> _Task description_:
Pick out the lines below that contain the string "字段类型" and copy them all.

> _Data for this task_:
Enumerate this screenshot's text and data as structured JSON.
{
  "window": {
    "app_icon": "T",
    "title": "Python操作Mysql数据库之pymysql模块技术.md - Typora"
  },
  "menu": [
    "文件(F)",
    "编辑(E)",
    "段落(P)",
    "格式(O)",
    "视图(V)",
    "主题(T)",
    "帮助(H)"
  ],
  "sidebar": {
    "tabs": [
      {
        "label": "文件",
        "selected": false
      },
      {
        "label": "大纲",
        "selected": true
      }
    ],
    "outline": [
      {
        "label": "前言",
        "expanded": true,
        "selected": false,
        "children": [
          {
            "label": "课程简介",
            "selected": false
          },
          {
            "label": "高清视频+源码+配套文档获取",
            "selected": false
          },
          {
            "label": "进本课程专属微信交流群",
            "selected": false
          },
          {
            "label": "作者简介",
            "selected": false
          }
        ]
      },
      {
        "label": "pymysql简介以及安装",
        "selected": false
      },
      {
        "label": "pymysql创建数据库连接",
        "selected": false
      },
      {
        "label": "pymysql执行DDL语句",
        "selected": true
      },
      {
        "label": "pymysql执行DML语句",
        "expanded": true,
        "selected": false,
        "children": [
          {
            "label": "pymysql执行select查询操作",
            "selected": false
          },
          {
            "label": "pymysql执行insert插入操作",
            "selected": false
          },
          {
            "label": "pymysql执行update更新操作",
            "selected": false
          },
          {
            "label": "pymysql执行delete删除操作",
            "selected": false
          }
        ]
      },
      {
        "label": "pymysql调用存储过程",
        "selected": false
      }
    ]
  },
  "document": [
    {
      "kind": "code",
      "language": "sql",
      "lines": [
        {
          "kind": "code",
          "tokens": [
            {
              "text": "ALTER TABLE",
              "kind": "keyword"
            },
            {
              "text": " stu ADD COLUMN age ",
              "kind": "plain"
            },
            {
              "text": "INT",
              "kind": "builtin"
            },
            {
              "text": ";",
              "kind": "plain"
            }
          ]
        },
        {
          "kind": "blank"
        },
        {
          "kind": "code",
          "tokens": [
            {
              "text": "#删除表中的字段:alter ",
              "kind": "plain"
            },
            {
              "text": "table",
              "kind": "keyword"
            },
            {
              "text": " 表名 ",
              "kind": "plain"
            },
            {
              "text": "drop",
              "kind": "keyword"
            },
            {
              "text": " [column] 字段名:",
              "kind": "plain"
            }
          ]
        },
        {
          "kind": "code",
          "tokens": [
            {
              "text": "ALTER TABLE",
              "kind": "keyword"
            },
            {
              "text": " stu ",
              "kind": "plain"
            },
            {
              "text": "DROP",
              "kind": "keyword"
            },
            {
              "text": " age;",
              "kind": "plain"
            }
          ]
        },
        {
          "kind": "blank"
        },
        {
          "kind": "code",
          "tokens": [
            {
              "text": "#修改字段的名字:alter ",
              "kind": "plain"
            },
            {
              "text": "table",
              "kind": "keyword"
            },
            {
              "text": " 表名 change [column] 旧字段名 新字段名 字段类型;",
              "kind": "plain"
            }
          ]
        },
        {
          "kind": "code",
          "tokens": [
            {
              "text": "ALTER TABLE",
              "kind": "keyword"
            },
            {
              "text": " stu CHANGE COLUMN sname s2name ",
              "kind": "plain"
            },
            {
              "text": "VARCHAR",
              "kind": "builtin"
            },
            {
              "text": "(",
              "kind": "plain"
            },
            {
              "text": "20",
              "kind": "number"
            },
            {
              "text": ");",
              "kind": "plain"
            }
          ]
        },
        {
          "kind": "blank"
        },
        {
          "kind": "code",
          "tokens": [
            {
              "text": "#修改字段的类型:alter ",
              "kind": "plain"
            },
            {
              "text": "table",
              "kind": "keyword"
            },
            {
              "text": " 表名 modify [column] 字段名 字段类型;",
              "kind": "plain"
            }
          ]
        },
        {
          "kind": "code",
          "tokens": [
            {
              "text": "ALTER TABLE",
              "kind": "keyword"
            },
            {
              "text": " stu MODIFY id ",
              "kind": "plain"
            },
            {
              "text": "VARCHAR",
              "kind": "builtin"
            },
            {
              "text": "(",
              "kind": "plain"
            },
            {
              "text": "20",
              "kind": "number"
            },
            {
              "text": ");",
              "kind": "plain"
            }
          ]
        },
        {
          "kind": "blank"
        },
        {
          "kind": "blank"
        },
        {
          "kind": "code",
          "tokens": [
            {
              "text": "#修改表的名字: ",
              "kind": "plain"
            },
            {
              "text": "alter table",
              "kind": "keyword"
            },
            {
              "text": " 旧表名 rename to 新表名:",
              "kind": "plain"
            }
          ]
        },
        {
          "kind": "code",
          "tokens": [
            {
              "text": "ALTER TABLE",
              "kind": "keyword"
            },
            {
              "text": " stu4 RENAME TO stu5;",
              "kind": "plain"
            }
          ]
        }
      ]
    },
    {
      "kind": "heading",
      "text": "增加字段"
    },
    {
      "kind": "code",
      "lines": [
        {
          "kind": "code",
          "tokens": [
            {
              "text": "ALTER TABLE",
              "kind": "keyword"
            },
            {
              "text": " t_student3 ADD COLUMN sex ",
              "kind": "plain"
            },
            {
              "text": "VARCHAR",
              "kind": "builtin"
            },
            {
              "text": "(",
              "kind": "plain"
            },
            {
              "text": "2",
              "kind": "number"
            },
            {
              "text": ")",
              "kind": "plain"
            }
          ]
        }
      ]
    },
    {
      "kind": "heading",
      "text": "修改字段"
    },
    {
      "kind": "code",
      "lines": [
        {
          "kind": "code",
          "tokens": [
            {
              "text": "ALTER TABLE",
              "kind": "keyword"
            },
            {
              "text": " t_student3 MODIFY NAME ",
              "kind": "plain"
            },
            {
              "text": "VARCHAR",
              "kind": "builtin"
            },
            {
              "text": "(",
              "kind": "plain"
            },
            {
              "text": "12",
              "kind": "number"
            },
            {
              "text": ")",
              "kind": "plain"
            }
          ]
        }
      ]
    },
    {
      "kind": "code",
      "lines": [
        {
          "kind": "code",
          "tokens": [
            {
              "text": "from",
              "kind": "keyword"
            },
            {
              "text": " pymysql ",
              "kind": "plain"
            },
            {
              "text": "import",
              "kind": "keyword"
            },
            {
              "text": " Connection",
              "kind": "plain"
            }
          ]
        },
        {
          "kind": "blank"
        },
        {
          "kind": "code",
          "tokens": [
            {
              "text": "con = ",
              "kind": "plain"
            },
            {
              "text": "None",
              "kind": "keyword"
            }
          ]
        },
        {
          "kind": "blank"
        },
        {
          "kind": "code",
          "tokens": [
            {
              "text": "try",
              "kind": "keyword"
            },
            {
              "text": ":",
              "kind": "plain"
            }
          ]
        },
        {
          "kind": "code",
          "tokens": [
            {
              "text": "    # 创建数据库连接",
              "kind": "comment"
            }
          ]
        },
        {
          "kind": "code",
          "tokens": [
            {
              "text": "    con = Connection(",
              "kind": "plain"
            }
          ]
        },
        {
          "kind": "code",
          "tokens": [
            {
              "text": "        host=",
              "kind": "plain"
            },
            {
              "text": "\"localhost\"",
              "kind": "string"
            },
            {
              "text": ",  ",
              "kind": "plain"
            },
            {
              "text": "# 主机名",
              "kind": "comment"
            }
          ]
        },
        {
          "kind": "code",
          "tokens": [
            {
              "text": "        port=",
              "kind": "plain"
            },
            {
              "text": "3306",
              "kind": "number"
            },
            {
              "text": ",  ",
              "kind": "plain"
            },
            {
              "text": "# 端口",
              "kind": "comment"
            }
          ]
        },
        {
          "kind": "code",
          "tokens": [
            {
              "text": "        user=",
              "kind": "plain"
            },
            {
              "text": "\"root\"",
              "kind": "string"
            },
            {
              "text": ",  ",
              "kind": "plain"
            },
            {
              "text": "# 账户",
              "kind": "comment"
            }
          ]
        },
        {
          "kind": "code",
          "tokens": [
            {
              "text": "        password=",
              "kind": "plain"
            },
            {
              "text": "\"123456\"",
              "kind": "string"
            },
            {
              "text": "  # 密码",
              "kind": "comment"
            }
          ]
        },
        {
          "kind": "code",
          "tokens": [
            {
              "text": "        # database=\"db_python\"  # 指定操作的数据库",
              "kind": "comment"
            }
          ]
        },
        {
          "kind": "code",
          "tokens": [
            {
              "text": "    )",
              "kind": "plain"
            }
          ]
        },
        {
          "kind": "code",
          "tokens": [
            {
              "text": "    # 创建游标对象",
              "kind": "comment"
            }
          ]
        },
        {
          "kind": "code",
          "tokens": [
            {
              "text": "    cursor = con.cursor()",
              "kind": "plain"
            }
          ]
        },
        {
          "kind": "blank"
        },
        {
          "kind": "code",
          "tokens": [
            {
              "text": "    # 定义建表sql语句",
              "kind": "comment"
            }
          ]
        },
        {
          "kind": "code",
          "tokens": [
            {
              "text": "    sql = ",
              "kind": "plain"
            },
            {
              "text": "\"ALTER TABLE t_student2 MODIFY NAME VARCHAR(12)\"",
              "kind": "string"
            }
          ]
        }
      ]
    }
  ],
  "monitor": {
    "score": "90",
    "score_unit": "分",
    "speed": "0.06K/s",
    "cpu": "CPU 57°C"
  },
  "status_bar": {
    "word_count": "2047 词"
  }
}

> _Expected answer_:
              "text": " 表名 change [column] 旧字段名 新字段名 字段类型;",
              "text": " 表名 modify [column] 字段名 字段类型;",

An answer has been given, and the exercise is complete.